As I continue to make the meaty things Rob tells me to make, it will be handy to have a complementing kraut on the shelf.  Rob is obsessed with the fennel-coriander-chili flake combo.  If this turns out, I’ll bring him some just to say thanks for being an awesome dude.
Ramp-y Turnip Kraut
Duh, it’s spring. Ramps. For this, I will actually be making a smallish batch of krauted ramps to add to the turnips at canning.  To make a smallish batch of basically any kind of kraut, pile vegetables into a quart canning jar, add 2 tablespoons each of whey and salt and fill with filtered water to the top (for all you “tap water is fine” folk, know that the chlorine messes with the fermentation).  Again, I cover with a cloth to keep everything submerged and then, using a used lid, screw on the cap and leave on the counter for a few days before moving to a cooler place to ferment.
Turnip Kraut is a spring thing, because the turnips are sweeter in Spring than in the Fall.  So, make some now or just come over in the fall and eat mine.

Thank you for being a part of the farm and appreciating the food and what we do, 

Your farmers 

Friday, November 4, 2011

Hello from the frosty fields,

As the sun came up this morning, the frost-covered leaves of the senposai, collards and kale gleamed in the light.
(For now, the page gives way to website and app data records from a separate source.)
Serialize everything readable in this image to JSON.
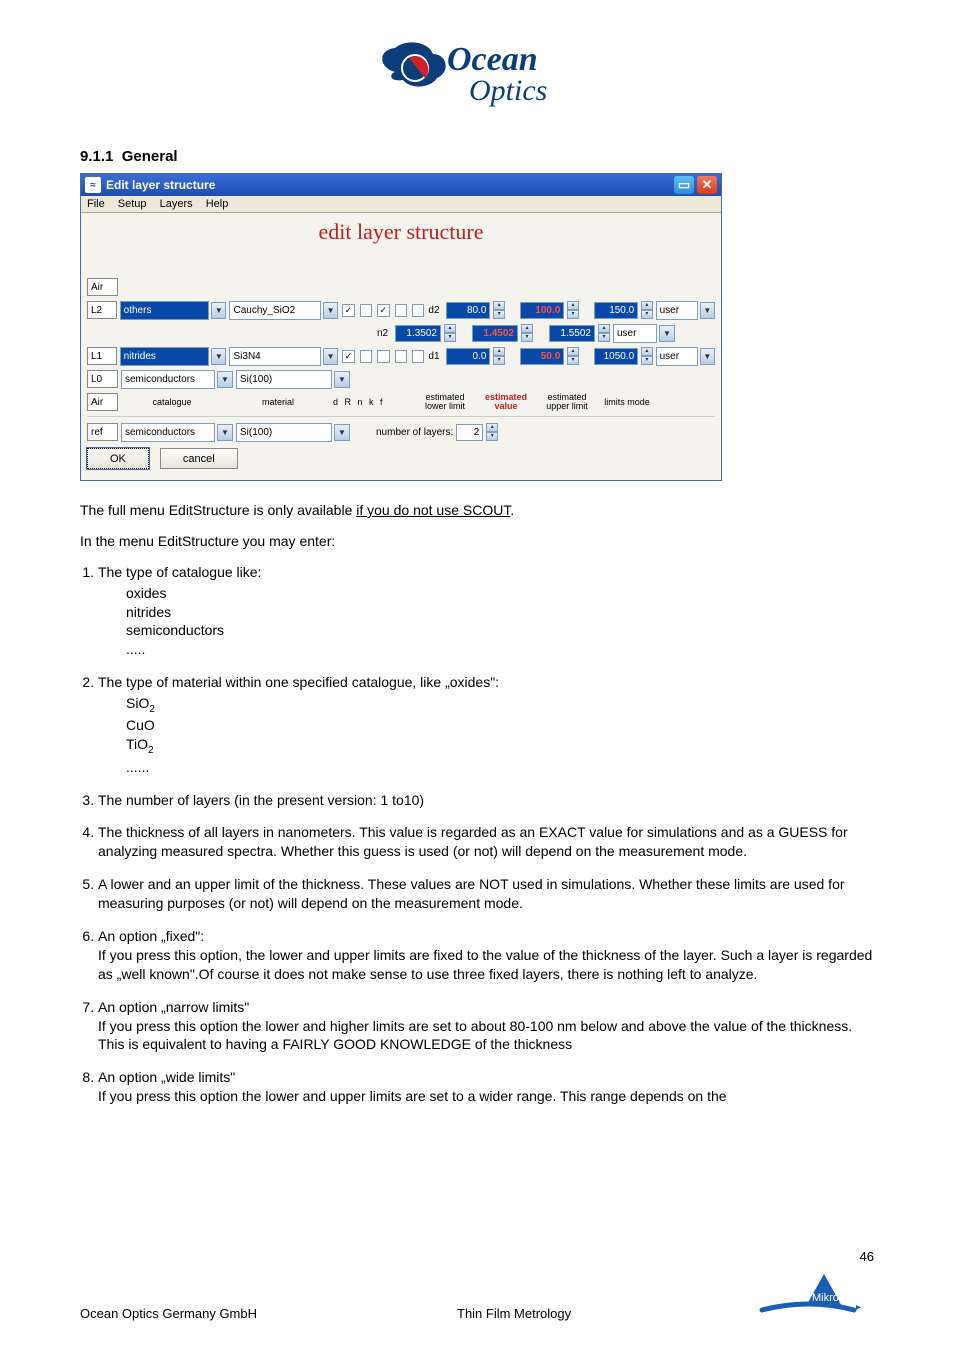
{
  "logo": {
    "brand_line1": "Ocean",
    "brand_line2": "Optics"
  },
  "section": {
    "number": "9.1.1",
    "title": "General"
  },
  "window": {
    "title": "Edit layer structure",
    "menu": [
      "File",
      "Setup",
      "Layers",
      "Help"
    ],
    "subtitle": "edit layer structure",
    "number_of_layers_label": "number of layers:",
    "number_of_layers_value": "2",
    "ok": "OK",
    "cancel": "cancel",
    "col_headers": {
      "catalogue": "catalogue",
      "material": "material",
      "flags": "d   R    n    k    f",
      "lower": "estimated lower limit",
      "value": "estimated value",
      "upper": "estimated upper limit",
      "mode": "limits mode"
    },
    "air_top": {
      "label": "Air"
    },
    "rows": [
      {
        "label": "L2",
        "catalogue": "others",
        "material": "Cauchy_SiO2",
        "flags": {
          "d": true,
          "R": false,
          "n": true,
          "k": false,
          "f": false
        },
        "param": "d2",
        "lower": "80.0",
        "value": "100.0",
        "upper": "150.0",
        "mode": "user",
        "extra": {
          "param": "n2",
          "lower": "1.3502",
          "value": "1.4502",
          "upper": "1.5502",
          "mode": "user"
        }
      },
      {
        "label": "L1",
        "catalogue": "nitrides",
        "material": "Si3N4",
        "flags": {
          "d": true,
          "R": false,
          "n": false,
          "k": false,
          "f": false
        },
        "param": "d1",
        "lower": "0.0",
        "value": "50.0",
        "upper": "1050.0",
        "mode": "user"
      },
      {
        "label": "L0",
        "catalogue": "semiconductors",
        "material": "Si(100)"
      }
    ],
    "air_bottom": {
      "label": "Air"
    },
    "ref": {
      "label": "ref",
      "catalogue": "semiconductors",
      "material": "Si(100)"
    }
  },
  "body": {
    "p1a": "The full menu EditStructure is only available ",
    "p1b": "if you do not use SCOUT",
    "p1c": ".",
    "p2": "In the menu EditStructure you may enter:",
    "li1": "The type of catalogue like:",
    "li1_items": [
      "oxides",
      "nitrides",
      "semiconductors",
      "....."
    ],
    "li2": "The type of material within one specified catalogue, like „oxides\":",
    "li2_items": [
      "SiO",
      "CuO",
      "TiO",
      "......"
    ],
    "li2_sub": "2",
    "li3": "The number of layers (in the present version: 1 to10)",
    "li4": "The thickness of all layers in nanometers. This value is regarded as an EXACT value for simulations and as a GUESS for analyzing measured spectra. Whether this guess is used (or not) will depend on the measurement mode.",
    "li5": "A lower and an upper limit of the thickness. These values are NOT used in simulations. Whether these limits are used for measuring purposes (or not) will depend on the measurement mode.",
    "li6_t": "An option „fixed\":",
    "li6_b": "If you press this option, the lower and upper limits are fixed to the value of the thickness of the layer. Such a layer is regarded as „well known\".Of course it does not make sense to use three fixed layers, there is nothing left to analyze.",
    "li7_t": "An option „narrow limits\"",
    "li7_b": "If you press this option the lower and higher limits are set to about 80-100 nm below and above the value of the thickness. This is equivalent to having a FAIRLY GOOD KNOWLEDGE of the thickness",
    "li8_t": "An option „wide limits\"",
    "li8_b": "If you press this option the lower and upper limits are set to a wider range. This range depends on the"
  },
  "footer": {
    "left": "Ocean Optics Germany GmbH",
    "mid": "Thin Film Metrology",
    "page": "46",
    "logo": "Mikropack"
  }
}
Each season has its aspect to relish, and now the crisp cold air, the beauty of the frost, and the warm season weeds disappearing due to freezing are a few things that we take satisfaction i
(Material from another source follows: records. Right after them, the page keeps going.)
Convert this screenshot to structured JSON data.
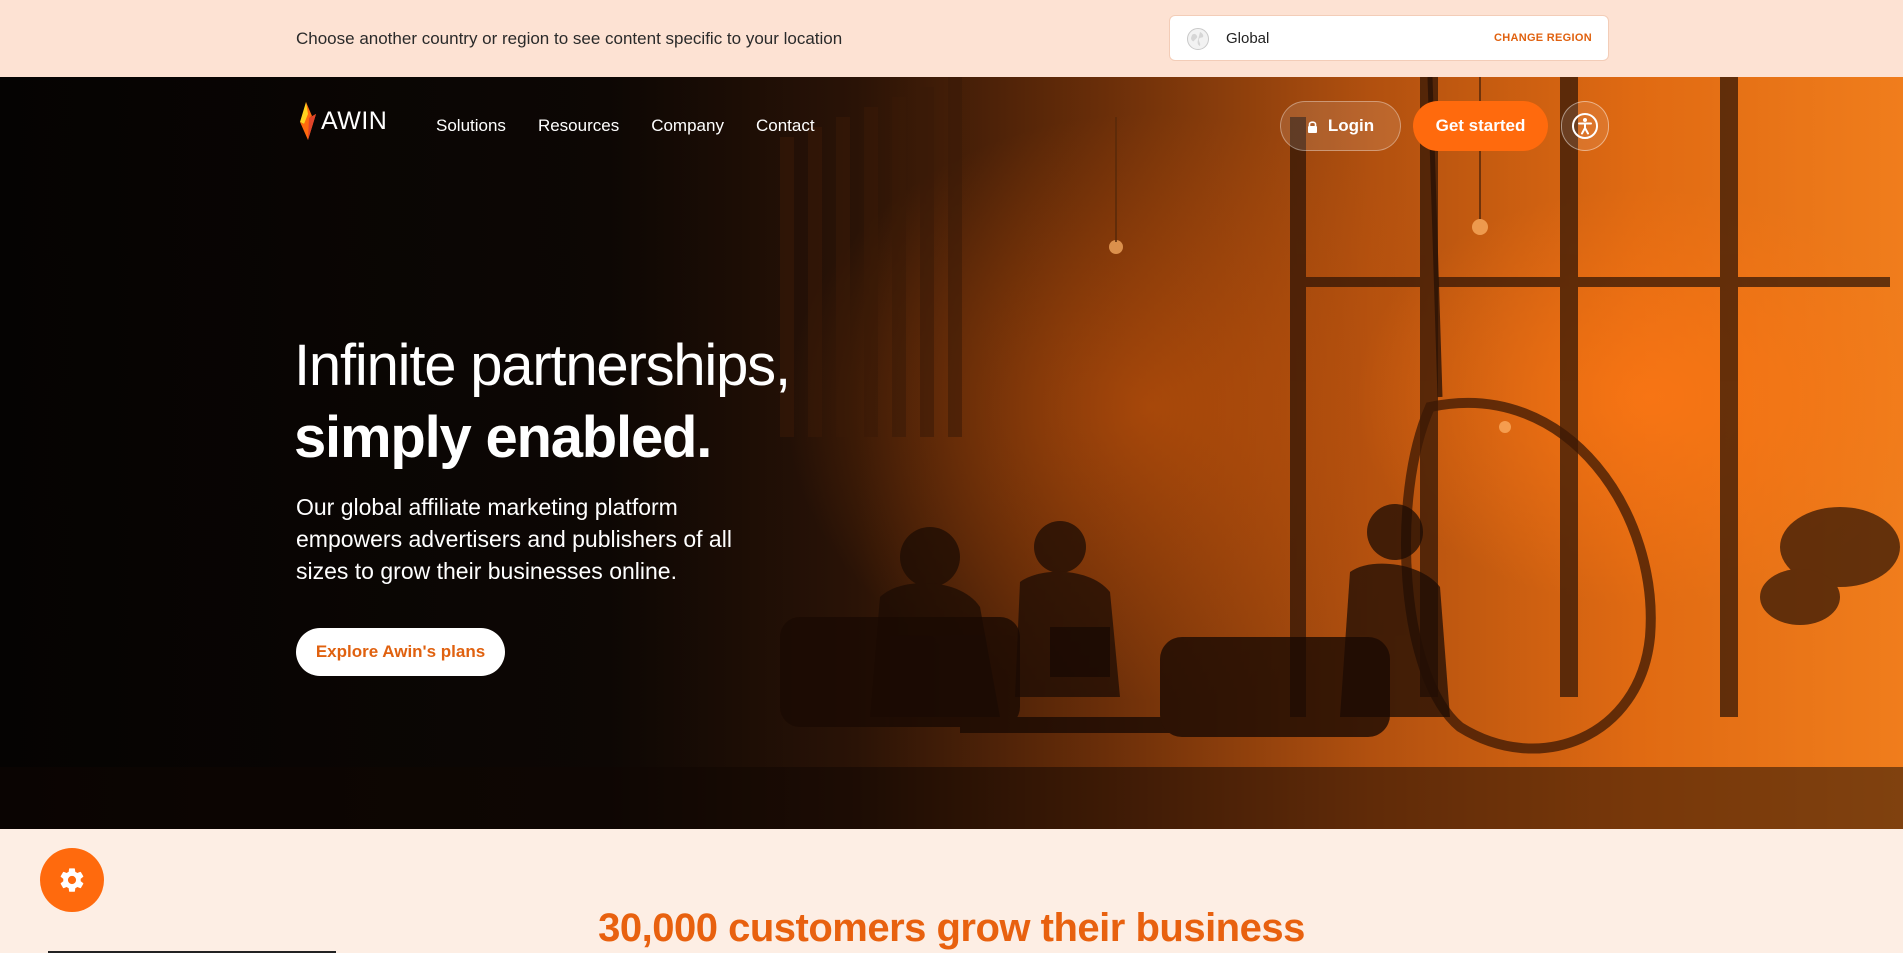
{
  "region_banner": {
    "text": "Choose another country or region to see content specific to your location",
    "selected_region": "Global",
    "change_label": "CHANGE REGION",
    "globe_icon": "globe-icon"
  },
  "nav": {
    "logo_text": "AWIN",
    "items": [
      {
        "label": "Solutions"
      },
      {
        "label": "Resources"
      },
      {
        "label": "Company"
      },
      {
        "label": "Contact"
      }
    ],
    "login_label": "Login",
    "login_icon": "lock-icon",
    "get_started_label": "Get started",
    "accessibility_icon": "accessibility-icon"
  },
  "hero": {
    "headline_line1": "Infinite partnerships,",
    "headline_line2": "simply enabled.",
    "description": "Our global affiliate marketing platform empowers advertisers and publishers of all sizes to grow their businesses online.",
    "cta_label": "Explore Awin's plans"
  },
  "settings_fab": {
    "icon": "gear-icon"
  },
  "section": {
    "heading": "30,000 customers grow their business"
  },
  "colors": {
    "accent": "#ff6a0d",
    "accent_text": "#e0610f",
    "banner_bg": "#fde2d3",
    "page_bg": "#fdeee4"
  }
}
Final Harvest Days for this Season: Nov 10, 11, 12

Looking forward to another season of great veggies? Sign up in the month of November to save $20.00 on your 2012 share. To reserve your fresh food for next year go to:


                                                COLD hot Peppers!

Farm Program Gift Boxes for Your Staff, Clients or Family:
As our growing season winds down, we will be making gift boxes again for Christmas time. Filled with local tasty treats like Wilbur Buds, College Coffee Roasters coffee, peanut butter pretzels, and apple butter from Kauffman's fruit farm, they are a great gift and a support to the farm program.
The small box is 17.50 and the large, which has 1/2lb of coffee and also pear butter is 24.95. For more details see:
To order, send an email to or call 871-3110
Order Deadline Dec 9th
Gift Box Pickup at Barn Dec 14,15,16

Survey Says: We appreciate your feedback on this growing season
Elizabeth set up a great and easy to use survey at: Please let us know how you experienced this season, your input will help shape next season\'s crops and amounts.
Thank you for helping us to improve each year.

Serving Suggestions for the Harvest:

**the pick your own field froze repeatedly--gone until next season** 
Bok Choi: this is great in stir fries, goes well with rice, peanut butter, soy sauce, sesame oil, ginger and other Asian seasonings.
Napa Cabbage: this mild Asian cabbage is preferred by many to regular cabbage. It can be sauteed, used in salads, or made into kimchee or coleslaw.
Salad turnips: if you turned up your nose at old Purpletop as a kid, try out the white salad turnips--they are best raw--sweet and mild. Thumbs up! The visually stunning Scarlet ones are great too, also milder than the traditional turnip. Asian greens: tatsoi, mizuna, senposai, they are all good in salad or stir fry.Arugula: this is great in salads with apples and pears, and nuts
Popcorn: using peanut oil or other hi-temp veg. oil preheat oil on HIGH with 3 test kernels--when they pop, put in the rest of your corn, cover, shake the pan until popping slows considerably.Indian Corn: These are beauiful for decorating with and make an outstanding cornmeal, or put them out for the creatures to enjoy in your back yard. We have a grain grinder here if you want to shell your corn and bring it in for making excellent corn bread. 
Sweet peppers: these are fading away, enjoy. so many shapes and colors when ripe. They are easy to freeze, halve, core and freeze on a baking tray, then put into freezer bags.
garlic: great in everything--except cake and ice cream, and even then.... ;-)
cilantro: excellent on a ham sandwich, salsa, salad, liverwurst sandwich and on and on.
Enjoy the last few weeks of fall harvests. Self-harvest will follow.

Your farmers